According to Lim's complaint, in April, her employment agent, Adrian Smith, informed her of a vacancy as a housekeeper for the billionaire couple. The complaint states that since Lim had worked as a housekeeper for nine years, she knew that she was qualified for the position.
After interviewing with the couple's butler, the complaint alleges that the butler responded via email that "he had received instructions not to hire [Lim] because of her national origin." The email went on to say, "No Philippines, Thanks."
Smith was in shock after receiving such a wildly inappropriate response and replied, "Am I talking to the same [person]??" The complaint says that the butler then emailed back: "Sorry, new directions . . . No Philippine since today."
These illegal hiring practices also made news in May when another housekeeper named Esther Winkley also claimed that the couple refused to hire her because of her Filipino-background.
Ms. Lim has filed suit seeking "some level of resolution for the injustice that has been done" and for the emotional distress that it has caused. Ms. Lim's lawyer says that the EEOC has granted permission to pursue the case in federal court.

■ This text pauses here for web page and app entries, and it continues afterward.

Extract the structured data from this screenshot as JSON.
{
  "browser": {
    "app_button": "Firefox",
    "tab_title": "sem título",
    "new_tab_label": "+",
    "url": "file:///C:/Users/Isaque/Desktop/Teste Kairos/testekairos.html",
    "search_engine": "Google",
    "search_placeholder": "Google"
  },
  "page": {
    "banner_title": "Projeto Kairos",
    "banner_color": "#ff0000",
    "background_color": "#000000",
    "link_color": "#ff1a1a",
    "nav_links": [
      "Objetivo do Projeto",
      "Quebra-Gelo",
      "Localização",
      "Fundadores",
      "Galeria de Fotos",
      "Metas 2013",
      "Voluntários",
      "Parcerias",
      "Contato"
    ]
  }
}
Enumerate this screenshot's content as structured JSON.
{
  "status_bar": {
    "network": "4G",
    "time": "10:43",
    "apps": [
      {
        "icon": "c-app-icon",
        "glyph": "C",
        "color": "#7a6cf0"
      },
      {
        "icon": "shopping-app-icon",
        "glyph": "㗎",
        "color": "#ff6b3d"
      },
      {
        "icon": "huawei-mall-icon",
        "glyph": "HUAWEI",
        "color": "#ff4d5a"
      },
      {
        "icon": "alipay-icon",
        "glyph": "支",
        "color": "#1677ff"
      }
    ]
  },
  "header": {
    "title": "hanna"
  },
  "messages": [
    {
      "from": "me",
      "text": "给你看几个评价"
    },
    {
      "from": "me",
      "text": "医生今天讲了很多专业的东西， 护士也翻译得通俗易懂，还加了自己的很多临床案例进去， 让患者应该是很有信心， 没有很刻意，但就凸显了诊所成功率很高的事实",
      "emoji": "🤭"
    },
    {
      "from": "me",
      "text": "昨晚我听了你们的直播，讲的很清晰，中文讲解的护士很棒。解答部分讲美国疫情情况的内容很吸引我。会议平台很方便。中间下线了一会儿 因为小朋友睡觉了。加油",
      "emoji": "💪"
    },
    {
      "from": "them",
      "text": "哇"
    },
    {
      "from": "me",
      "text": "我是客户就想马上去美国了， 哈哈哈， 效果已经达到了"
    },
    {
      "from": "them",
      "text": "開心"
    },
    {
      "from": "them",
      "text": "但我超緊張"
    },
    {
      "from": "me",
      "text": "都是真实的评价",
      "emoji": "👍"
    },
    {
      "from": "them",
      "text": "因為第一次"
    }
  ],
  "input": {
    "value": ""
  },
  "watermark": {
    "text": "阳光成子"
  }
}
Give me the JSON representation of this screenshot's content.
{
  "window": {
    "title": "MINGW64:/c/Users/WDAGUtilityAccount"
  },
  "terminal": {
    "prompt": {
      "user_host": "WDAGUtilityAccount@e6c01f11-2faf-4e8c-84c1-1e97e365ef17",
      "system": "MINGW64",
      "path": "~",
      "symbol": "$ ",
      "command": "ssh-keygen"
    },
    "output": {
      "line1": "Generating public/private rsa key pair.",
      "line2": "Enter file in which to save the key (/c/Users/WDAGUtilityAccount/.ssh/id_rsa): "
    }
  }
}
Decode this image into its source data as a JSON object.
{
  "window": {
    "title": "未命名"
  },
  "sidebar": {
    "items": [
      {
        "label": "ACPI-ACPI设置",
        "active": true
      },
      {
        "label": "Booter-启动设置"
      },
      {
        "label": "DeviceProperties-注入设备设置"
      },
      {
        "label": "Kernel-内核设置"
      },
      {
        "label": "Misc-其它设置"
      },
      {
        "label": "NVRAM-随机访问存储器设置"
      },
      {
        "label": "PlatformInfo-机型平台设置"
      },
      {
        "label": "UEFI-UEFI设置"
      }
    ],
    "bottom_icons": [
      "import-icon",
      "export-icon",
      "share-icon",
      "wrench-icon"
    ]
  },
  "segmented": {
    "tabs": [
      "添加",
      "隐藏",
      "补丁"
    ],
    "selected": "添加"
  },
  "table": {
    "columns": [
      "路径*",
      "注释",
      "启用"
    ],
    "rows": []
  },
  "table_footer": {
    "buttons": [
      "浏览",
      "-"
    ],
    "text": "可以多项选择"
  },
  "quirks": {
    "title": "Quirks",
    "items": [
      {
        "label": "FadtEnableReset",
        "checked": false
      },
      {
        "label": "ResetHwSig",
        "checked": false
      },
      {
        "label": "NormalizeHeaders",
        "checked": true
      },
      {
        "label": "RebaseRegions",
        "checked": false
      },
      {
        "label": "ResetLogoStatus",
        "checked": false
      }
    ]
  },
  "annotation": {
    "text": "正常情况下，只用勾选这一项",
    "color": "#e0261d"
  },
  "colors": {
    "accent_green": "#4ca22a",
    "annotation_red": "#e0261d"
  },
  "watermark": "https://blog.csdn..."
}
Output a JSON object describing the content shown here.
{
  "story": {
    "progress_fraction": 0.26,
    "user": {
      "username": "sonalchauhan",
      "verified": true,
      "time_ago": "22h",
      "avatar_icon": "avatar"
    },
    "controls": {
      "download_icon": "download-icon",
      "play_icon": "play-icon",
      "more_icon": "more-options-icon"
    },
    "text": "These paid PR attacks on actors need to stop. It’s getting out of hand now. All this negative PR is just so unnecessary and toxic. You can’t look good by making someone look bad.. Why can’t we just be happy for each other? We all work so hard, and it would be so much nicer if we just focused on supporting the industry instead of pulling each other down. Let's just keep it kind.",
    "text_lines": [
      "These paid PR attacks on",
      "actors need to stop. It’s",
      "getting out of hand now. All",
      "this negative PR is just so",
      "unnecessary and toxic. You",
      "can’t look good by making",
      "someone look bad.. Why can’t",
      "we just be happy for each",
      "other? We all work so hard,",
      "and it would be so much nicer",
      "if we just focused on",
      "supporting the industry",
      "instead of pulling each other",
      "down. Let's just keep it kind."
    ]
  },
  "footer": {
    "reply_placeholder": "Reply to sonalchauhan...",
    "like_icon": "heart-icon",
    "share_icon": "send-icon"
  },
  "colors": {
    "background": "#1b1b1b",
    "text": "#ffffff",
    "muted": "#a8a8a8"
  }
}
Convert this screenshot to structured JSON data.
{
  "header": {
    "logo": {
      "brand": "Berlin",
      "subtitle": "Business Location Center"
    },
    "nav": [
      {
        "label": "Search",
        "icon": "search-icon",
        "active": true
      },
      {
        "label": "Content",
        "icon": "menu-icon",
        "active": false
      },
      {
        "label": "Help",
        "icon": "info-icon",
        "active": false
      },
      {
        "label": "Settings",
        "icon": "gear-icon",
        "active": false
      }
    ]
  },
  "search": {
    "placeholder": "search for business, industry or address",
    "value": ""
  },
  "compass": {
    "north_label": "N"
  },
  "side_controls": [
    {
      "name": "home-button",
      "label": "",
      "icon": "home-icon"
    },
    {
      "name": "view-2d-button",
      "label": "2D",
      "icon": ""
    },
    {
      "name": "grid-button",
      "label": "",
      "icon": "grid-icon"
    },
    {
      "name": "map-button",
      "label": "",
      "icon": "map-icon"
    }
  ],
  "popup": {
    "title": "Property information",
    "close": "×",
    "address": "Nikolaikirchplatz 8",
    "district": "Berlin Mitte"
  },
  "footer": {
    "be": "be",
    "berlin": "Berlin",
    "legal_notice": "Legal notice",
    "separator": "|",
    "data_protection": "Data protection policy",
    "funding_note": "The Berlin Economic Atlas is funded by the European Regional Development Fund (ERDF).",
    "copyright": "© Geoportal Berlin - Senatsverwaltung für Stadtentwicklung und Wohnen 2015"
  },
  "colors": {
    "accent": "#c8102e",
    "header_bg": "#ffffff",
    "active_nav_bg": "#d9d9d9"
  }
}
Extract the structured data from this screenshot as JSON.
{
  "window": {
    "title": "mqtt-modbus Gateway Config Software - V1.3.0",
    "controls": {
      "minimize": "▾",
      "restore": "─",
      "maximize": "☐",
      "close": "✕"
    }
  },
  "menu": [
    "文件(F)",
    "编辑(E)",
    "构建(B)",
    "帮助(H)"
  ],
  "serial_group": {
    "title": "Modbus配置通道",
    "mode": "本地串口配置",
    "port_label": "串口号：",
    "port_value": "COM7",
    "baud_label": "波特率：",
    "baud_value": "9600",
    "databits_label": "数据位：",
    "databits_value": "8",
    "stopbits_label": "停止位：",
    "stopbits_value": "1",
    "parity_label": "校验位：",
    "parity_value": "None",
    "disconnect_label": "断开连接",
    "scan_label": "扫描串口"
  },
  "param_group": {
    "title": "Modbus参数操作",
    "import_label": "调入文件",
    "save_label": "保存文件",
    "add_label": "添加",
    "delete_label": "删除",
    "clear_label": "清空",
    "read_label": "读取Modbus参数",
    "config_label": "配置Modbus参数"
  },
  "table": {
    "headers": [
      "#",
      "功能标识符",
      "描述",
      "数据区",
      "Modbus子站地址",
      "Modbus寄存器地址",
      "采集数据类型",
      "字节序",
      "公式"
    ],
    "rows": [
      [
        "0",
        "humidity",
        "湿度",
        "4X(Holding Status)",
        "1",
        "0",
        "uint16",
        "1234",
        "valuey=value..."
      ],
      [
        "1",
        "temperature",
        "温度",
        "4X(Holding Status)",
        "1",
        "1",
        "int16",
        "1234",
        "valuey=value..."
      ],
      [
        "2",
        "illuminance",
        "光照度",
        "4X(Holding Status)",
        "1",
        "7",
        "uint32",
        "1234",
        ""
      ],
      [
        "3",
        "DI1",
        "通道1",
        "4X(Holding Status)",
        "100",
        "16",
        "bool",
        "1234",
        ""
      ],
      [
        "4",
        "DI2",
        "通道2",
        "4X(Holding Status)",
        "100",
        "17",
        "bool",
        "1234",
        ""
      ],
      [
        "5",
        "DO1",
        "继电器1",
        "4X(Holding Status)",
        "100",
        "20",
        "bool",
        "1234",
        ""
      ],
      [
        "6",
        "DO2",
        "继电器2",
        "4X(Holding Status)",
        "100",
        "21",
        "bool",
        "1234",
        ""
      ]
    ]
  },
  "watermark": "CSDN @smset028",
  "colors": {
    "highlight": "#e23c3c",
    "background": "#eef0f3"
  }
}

The allegations are serious because they contend that the federal laws against discrimination in addition to state and city laws were violated by this discriminatory conduct.
Regardless of where the lawsuit is brought, federal, state and city laws make it illegal for employers discriminate against an individual based on, among other things, race and national origin.